Overwhelmed by a sense of inevitability, I felt myself soften. The pressure began building, quicker this time, more urgently, but instead of fear or panic I felt a savage, primordial arousal, then the sensation of being penetrated, utterly possessed, before the unstoppable rush to orgasm, as intense as it was short, after which, once again, spell broken, I found myself alone. E veryone relishes a good haunting story.
Bella has a sex ghost. The delighted whisper came back to me full circle within the week. Suggestions poured in. I should hire a paranormal investigator, approach the local priest. Friends recommended their exorcist in the same casual manner they might have passed on their plumber or family doctor.
During all this, there were two more visits, both at 4 a. On each occasion, the presence — as it was now officially known — returned a few minutes after I had initially broken free to push into the empty crevices of my body, take me to the edge of the sexual abyss and then carelessly drop me over, adding a frisson of shame to what was already a profoundly frightening experience.
I was raped, brutalised. The creature had worked its full will upon my body and yet, yet. It was story to my friend, a journalist and polymath, to identify the problem. In Brazil, the Boto is a dolphin in the form of a beautiful man who, real dragging his women to the river, considerately wears a hat to disguise his blowhole. Germanic incubus tells of a winged goblin that rides on the chest of humans while they sleep.
And so it goes on, round the world — imps, jinns and spirits from South Africa to Russia. Thoroughly spooked, I moved the bed into a different room and refused to sleep alone in the house. After the building project was completed, I went to Australia to finish my book. A new country, new people, new sounds and smells — Australia was escape and escape is my oxygen. I reached down in protest and the unmistakable iron fingers closed over my hand and pushed me away.
Wherever I went, however far I travelled, there it was, next to me on the aeroplane, unfolding its iron-filing legs, reading the in-flight magazine and ordering the chicken or fish. There was no demon living in the spare room of a Cotswold house back in England. The demon lived inside me. I thought about my other phobias and the stories that I had collected around them.
Incubus syndrome: a case series and review of literature

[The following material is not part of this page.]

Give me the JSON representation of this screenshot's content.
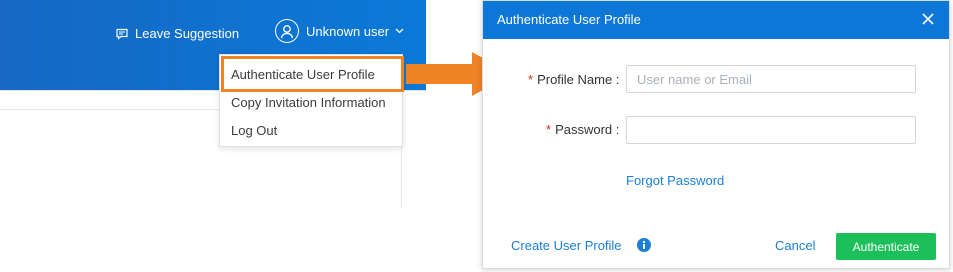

Suddenly it all felt very close to home. Paranoia is not good for insomnia. I shut windows, slept with the lights on, tuned the audio of my hearing to its most sensitive frequency to listen for s of unlawful entry.